High Level Results
We generated our backtest looking at the rolling 14-day VIX on any given trading day (in order to smooth out some of the short-term noise) and measuring the forward-looking performance over several time periods.
The results are pretty compelling.
In summary, investing in almost any sector when VIX levels are at their lowest yielded the poorest forward-looking returns. Conversely, investing when volatility levels are at their highest produced the best longer-term results.
Some of the other findings make intuitive sense as well. Cyclicals and growth areas of the market performed best coming out of a VIX spike. In theory, these sectors will likely have underperformed during a high volatility and subsequently outperformed on the rebound. The traditionally defensive sectors – consumer staples, healthcare and utilities – delivered the worst returns for the opposite reason.
At the low VIX levels, however, utilities and consumer staples were outperformers. Presumably, this would be because a period of extreme calm precedes a volatility spike, in which defensive issues likely fall less than the market.
Historically, tech outperforms in all scenarios because, well, it’s the tech sector!
In the paper, we offered a number of different scenarios in which investors could implement the VIX strategy. Similar to what I do with the existing signals, we proposed various weighting of cyclical and defensive sectors based on pre-specified VIX levels.
The one I’ll focus on here is what we called the “All-In Sector Rotation” strategy.
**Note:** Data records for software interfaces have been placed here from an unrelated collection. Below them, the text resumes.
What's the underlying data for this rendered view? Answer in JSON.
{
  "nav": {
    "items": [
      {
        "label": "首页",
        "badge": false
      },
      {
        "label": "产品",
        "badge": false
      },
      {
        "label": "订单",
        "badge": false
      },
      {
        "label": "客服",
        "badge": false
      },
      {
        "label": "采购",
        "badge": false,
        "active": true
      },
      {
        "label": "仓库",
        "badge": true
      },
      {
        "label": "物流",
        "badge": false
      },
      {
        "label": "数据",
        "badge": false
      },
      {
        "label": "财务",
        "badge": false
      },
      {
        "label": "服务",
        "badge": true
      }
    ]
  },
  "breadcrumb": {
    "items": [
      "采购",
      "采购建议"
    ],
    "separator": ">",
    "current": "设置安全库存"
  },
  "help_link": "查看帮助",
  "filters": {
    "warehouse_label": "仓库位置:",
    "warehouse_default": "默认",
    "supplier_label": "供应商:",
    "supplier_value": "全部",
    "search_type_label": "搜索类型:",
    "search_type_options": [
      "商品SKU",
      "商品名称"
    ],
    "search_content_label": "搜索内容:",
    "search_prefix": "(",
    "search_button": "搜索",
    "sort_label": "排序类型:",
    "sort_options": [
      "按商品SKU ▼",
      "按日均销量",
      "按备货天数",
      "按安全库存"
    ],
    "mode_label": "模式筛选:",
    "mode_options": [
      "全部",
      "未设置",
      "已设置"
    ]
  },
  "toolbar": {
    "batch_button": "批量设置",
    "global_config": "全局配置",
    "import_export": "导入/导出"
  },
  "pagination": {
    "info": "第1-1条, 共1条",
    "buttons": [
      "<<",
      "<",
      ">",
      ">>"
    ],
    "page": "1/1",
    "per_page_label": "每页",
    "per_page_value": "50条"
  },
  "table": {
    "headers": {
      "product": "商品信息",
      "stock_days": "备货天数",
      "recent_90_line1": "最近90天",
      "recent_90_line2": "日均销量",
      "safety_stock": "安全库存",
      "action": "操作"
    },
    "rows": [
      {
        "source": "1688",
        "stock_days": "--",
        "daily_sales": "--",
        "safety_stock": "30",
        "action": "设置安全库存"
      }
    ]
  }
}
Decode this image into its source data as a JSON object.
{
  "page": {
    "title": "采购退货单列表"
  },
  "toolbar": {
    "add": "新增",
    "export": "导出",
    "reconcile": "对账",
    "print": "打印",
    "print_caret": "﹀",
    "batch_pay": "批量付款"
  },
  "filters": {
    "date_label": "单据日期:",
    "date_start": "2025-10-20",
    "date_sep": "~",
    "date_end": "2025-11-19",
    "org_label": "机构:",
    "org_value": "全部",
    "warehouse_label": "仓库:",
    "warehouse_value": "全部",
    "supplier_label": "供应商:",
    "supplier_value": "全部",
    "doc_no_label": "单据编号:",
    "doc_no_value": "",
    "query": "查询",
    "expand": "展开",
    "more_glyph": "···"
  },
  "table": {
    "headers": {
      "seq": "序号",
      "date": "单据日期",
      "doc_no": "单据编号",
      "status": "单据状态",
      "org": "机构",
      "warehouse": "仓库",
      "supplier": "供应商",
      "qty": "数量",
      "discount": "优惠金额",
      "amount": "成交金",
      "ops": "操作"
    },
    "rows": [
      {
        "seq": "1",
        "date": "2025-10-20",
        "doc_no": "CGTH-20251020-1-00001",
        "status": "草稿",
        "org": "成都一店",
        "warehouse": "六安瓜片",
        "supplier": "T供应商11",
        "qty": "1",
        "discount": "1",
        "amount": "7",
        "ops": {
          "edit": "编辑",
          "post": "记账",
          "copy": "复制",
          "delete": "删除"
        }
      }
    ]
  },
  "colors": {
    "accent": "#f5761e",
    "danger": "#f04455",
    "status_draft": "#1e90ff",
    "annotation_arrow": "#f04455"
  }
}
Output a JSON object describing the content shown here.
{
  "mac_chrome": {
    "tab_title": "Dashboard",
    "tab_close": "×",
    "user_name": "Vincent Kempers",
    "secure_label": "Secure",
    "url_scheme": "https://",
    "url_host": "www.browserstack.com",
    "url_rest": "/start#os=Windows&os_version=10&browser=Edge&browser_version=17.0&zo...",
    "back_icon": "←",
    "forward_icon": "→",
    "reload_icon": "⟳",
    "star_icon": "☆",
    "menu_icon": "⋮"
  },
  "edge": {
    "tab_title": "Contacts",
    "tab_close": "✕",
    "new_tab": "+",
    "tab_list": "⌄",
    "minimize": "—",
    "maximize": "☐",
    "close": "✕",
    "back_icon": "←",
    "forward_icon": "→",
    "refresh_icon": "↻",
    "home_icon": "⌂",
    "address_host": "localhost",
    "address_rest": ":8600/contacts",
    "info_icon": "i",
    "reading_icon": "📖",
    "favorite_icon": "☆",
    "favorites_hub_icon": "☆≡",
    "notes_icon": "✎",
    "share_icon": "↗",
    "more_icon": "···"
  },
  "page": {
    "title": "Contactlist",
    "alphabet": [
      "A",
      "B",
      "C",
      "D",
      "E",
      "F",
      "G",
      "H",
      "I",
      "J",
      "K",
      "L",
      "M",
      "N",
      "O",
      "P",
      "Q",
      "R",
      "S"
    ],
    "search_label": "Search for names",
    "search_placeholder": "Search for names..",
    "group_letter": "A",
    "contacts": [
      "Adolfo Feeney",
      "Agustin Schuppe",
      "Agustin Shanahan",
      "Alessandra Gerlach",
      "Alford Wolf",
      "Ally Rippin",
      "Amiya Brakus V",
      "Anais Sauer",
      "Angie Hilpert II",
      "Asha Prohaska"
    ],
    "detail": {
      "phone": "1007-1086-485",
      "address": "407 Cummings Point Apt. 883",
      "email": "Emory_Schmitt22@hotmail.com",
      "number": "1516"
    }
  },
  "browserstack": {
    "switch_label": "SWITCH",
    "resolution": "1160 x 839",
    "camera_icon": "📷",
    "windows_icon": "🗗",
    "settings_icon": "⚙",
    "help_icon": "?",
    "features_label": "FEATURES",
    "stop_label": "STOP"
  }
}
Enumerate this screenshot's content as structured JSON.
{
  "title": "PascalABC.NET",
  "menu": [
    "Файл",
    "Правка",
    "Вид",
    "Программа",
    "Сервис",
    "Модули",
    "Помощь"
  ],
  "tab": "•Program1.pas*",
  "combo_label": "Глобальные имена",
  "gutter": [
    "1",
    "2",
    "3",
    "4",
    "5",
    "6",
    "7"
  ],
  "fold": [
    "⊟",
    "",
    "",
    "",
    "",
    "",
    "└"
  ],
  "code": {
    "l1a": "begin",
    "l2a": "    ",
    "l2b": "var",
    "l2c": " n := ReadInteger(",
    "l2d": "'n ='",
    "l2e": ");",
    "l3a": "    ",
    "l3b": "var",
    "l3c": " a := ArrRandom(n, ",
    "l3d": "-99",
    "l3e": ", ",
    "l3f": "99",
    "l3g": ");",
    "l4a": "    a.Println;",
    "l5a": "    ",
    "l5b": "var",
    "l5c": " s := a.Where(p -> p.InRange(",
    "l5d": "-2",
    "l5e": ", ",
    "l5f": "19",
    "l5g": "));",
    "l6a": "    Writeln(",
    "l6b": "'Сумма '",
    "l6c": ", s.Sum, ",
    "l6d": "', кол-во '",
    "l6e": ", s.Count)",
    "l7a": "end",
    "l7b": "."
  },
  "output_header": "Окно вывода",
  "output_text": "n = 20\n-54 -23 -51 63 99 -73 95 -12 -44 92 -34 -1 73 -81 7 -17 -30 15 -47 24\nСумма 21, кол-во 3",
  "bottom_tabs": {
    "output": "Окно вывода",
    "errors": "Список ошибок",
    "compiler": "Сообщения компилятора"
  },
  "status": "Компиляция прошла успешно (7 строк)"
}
In a nutshell, it allocates 100% to a cyclical index in high VIX environments and rotates to a 100% defensive index in low VIX environments.
As part of the research, we determined the following VIX levels to be our trigger points.
Entry & Exit Levels
We ran a few different scenarios within this strategy, so you’ll see terms like equal-weighted and sector-weighted (which are just what they sound like) and static vs. rolling (which use different measuring periods to determine VIX level). The results in each of these scenarios is substantially similar, so I’ll just focus on the results of the strategy at a high level.